Bueckers ranks in the top seven percent nationally in free throw attempts per game at 4.1 and sits in the top eight percent of the country in fouls drawn per game with 3.8, but that’s a product of her usage. To Auriemma’s point, other notable star guards take more. In the Big East, Lucy Olsen leads the league with 5.1 free throws per game. Elsewhere, Hannah Hidalgo is at 6.3 attempts per game, Caitlin Clark averages 6.6 and JuJu Watkins is at 6.8.

That means Bueckers shoots more than two fewer free throws per game than other All-American candidates in the backcourt.

“Every other kid like her, every time somebody comes near them — boom, they go to the free throw line,” Auriemma said. “They let people beat the crap out of Paige.”

It’s not the first time the coach has brought up the topic of fouls when it comes to Bueckers. He’s been calling for her to get a better whistle since the summer after her sophomore season.

“If you watch us play, nobody gets fouled more than she does. Nobody gets bumped off her cuts. Nobody gets hit more,” Auriemma said at the time. “Like every other good player that we've ever had, most of the most of the officials go, ‘Well she can she can handle it.’ And then they don't want to call anything because they don't want to go ‘Oh, that's preferential treatment for Paige.’ No, it's called protecting the guy with the ball.”

The physical play isn’t anything unexpected for Bueckers. Considering how much she dominated as a wiry freshman, that’s how opposing teams have tried to slow her down. After her sophomore year, she stayed on campus all summer to work on getting stronger so she could absorb the contact and physicality better. Entering the current campaign, she prepared for opponents to rough her up.

“I know people this year are gonna test me, push me around, make sure I'm really healthy, make sure my knee’s really good, and use physicality as a weapon against me,” she said during the preseason. “I'm ready for that.”

Bueckers has certainly gotten beat up. She’s been poked in the eye twice and knocked hard to the floor countless times. Even though Bueckers has worked to improve her strength, it’s still not a standout part of her repertoire — and opponents know it.

“I wish she was a little more physical — like, bigger,” Auriemma said on Friday. “I wish she could handle getting hit better.”

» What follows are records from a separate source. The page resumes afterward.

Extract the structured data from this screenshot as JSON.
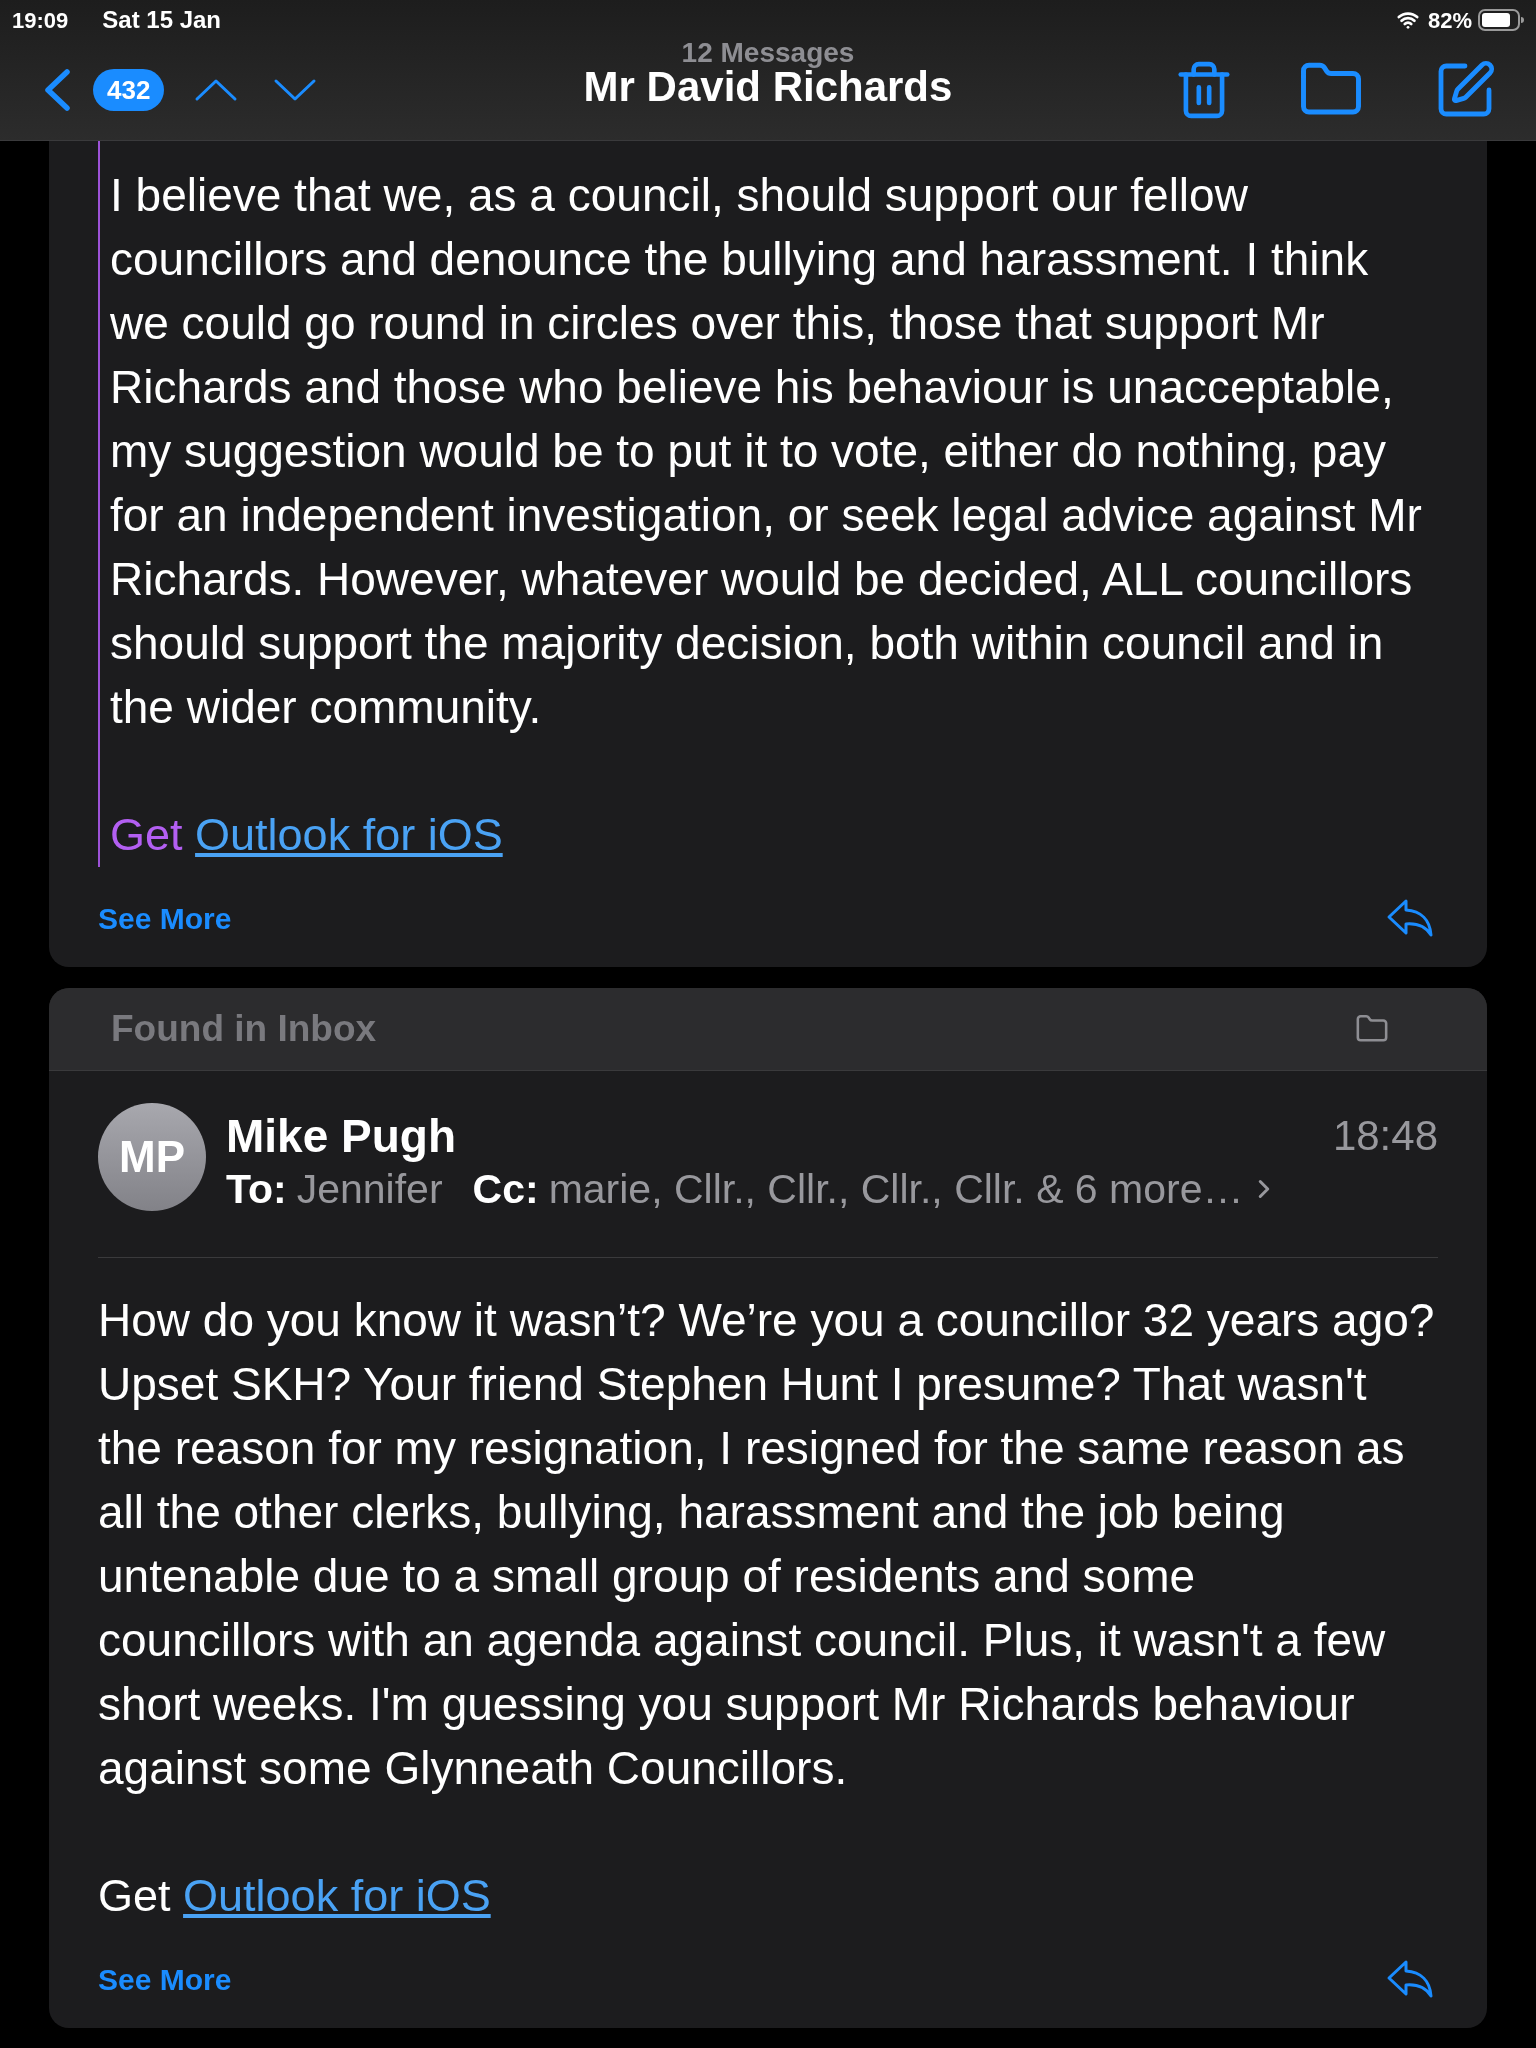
{
  "status_bar": {
    "time": "19:09",
    "date": "Sat 15 Jan",
    "battery": "82%"
  },
  "nav_bar": {
    "unread_count": "432",
    "subtitle": "12 Messages",
    "title": "Mr David Richards"
  },
  "messages": [
    {
      "quoted": true,
      "body": "I believe that we, as a council, should support our fellow\ncouncillors and denounce the bullying and harassment. I think\nwe could go round in circles over this, those that support Mr\nRichards and those who believe his behaviour is unacceptable,\nmy suggestion would be to put it to vote, either do nothing, pay\nfor an independent investigation, or seek legal advice against Mr\nRichards. However, whatever would be decided, ALL councillors\nshould support the majority decision, both within council and in\nthe wider community.",
      "signature_prefix": "Get",
      "signature_link": "Outlook for iOS",
      "see_more": "See More"
    },
    {
      "quoted": false,
      "folder_label": "Found in Inbox",
      "sender": {
        "initials": "MP",
        "name": "Mike Pugh"
      },
      "time": "18:48",
      "to_label": "To:",
      "to": "Jennifer",
      "cc_label": "Cc:",
      "cc": "marie, Cllr., Cllr., Cllr., Cllr. & 6 more…",
      "body": "How do you know it wasn’t? We’re you a councillor 32 years ago?\nUpset SKH? Your friend Stephen Hunt I presume? That wasn't\nthe reason for my resignation, I resigned for the same reason as\nall the other clerks, bullying, harassment and the job being\nuntenable due to a small group of residents and some\ncouncillors with an agenda against council. Plus, it wasn't a few\nshort weeks. I'm guessing you support Mr Richards behaviour\nagainst some Glynneath Councillors.",
      "signature_prefix": "Get",
      "signature_link": "Outlook for iOS",
      "see_more": "See More"
    }
  ]
}
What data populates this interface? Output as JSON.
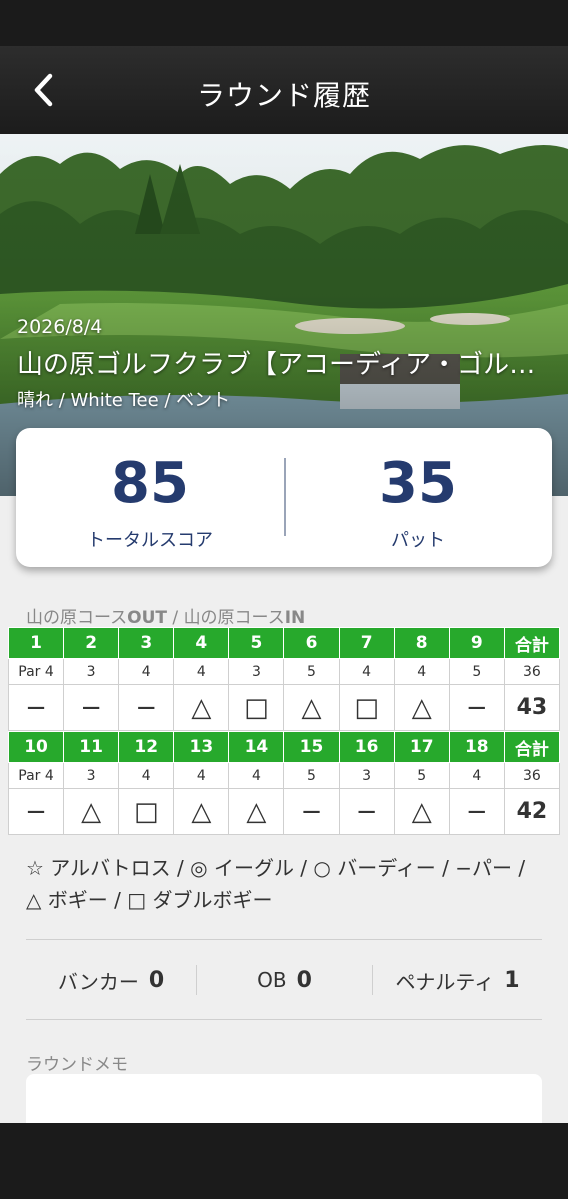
{
  "header": {
    "title": "ラウンド履歴"
  },
  "hero": {
    "date": "2026/8/4",
    "course_name": "山の原ゴルフクラブ【アコーディア・ゴルフ】",
    "conditions": "晴れ / White Tee / ベント"
  },
  "summary": {
    "total_score": "85",
    "total_score_label": "トータルスコア",
    "putts": "35",
    "putts_label": "パット"
  },
  "scorecard": {
    "course_label_prefix": "山の原コース",
    "course_out": "OUT",
    "separator": " / ",
    "course_label_prefix2": "山の原コース",
    "course_in": "IN",
    "total_label": "合計",
    "front": {
      "holes": [
        "1",
        "2",
        "3",
        "4",
        "5",
        "6",
        "7",
        "8",
        "9"
      ],
      "pars": [
        "Par 4",
        "3",
        "4",
        "4",
        "3",
        "5",
        "4",
        "4",
        "5"
      ],
      "par_total": "36",
      "results": [
        "−",
        "−",
        "−",
        "△",
        "□",
        "△",
        "□",
        "△",
        "−"
      ],
      "score_total": "43"
    },
    "back": {
      "holes": [
        "10",
        "11",
        "12",
        "13",
        "14",
        "15",
        "16",
        "17",
        "18"
      ],
      "pars": [
        "Par 4",
        "3",
        "4",
        "4",
        "4",
        "5",
        "3",
        "5",
        "4"
      ],
      "par_total": "36",
      "results": [
        "−",
        "△",
        "□",
        "△",
        "△",
        "−",
        "−",
        "△",
        "−"
      ],
      "score_total": "42"
    }
  },
  "legend": "☆ アルバトロス / ◎ イーグル / ○ バーディー / −パー / △ ボギー / □ ダブルボギー",
  "stats": {
    "bunker_label": "バンカー",
    "bunker_value": "0",
    "ob_label": "OB",
    "ob_value": "0",
    "penalty_label": "ペナルティ",
    "penalty_value": "1"
  },
  "memo": {
    "label": "ラウンドメモ"
  },
  "colors": {
    "hole_header_green": "#27a92c",
    "score_navy": "#253b6e",
    "app_bar": "#1c1c1c"
  }
}
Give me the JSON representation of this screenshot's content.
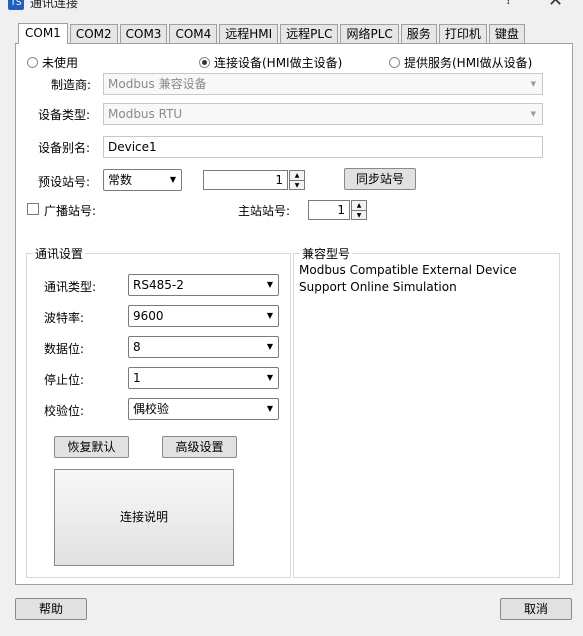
{
  "window": {
    "title": "通讯连接",
    "app_icon": "TS",
    "help_glyph": "?",
    "close_glyph": "✕"
  },
  "tabs": [
    "COM1",
    "COM2",
    "COM3",
    "COM4",
    "远程HMI",
    "远程PLC",
    "网络PLC",
    "服务",
    "打印机",
    "键盘"
  ],
  "mode": {
    "unused": "未使用",
    "connect": "连接设备(HMI做主设备)",
    "serve": "提供服务(HMI做从设备)",
    "selected": "connect"
  },
  "manufacturer": {
    "label": "制造商:",
    "value": "Modbus 兼容设备"
  },
  "device_type": {
    "label": "设备类型:",
    "value": "Modbus RTU"
  },
  "alias": {
    "label": "设备别名:",
    "value": "Device1"
  },
  "station": {
    "label": "预设站号:",
    "mode_value": "常数",
    "number": "1",
    "sync_button": "同步站号"
  },
  "broadcast": {
    "label": "广播站号:",
    "master_label": "主站站号:",
    "master_value": "1"
  },
  "comm": {
    "title": "通讯设置",
    "type_label": "通讯类型:",
    "type_value": "RS485-2",
    "baud_label": "波特率:",
    "baud_value": "9600",
    "data_label": "数据位:",
    "data_value": "8",
    "stop_label": "停止位:",
    "stop_value": "1",
    "parity_label": "校验位:",
    "parity_value": "偶校验",
    "restore_button": "恢复默认",
    "advanced_button": "高级设置",
    "explain_button": "连接说明"
  },
  "compat": {
    "title": "兼容型号",
    "line1": "Modbus Compatible External Device",
    "line2": "Support Online Simulation"
  },
  "footer": {
    "help_button": "帮助",
    "cancel_button": "取消"
  },
  "colors": {
    "background": "#f0f0f0",
    "panel": "#ffffff",
    "border": "#a0a0a0"
  }
}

Bueckers can’t magically improve in that department overnight, so the coach plans to take matters into his own hands to get her a better whistle.

“That's gonna stop sooner rather than later. I might miss a couple games but that's gonna stop,” he said with a laugh.

Top play

Photo of the week

Photo: Ian Bethune

Best of social media

Lots of funny clips from Sue Bird’s new show on ESPN+:

The alums had fun:

Lots of reunions:

Azzi’s already looking ahead:

So. Many. Injuries.

Who’s the real star here?



or to participate.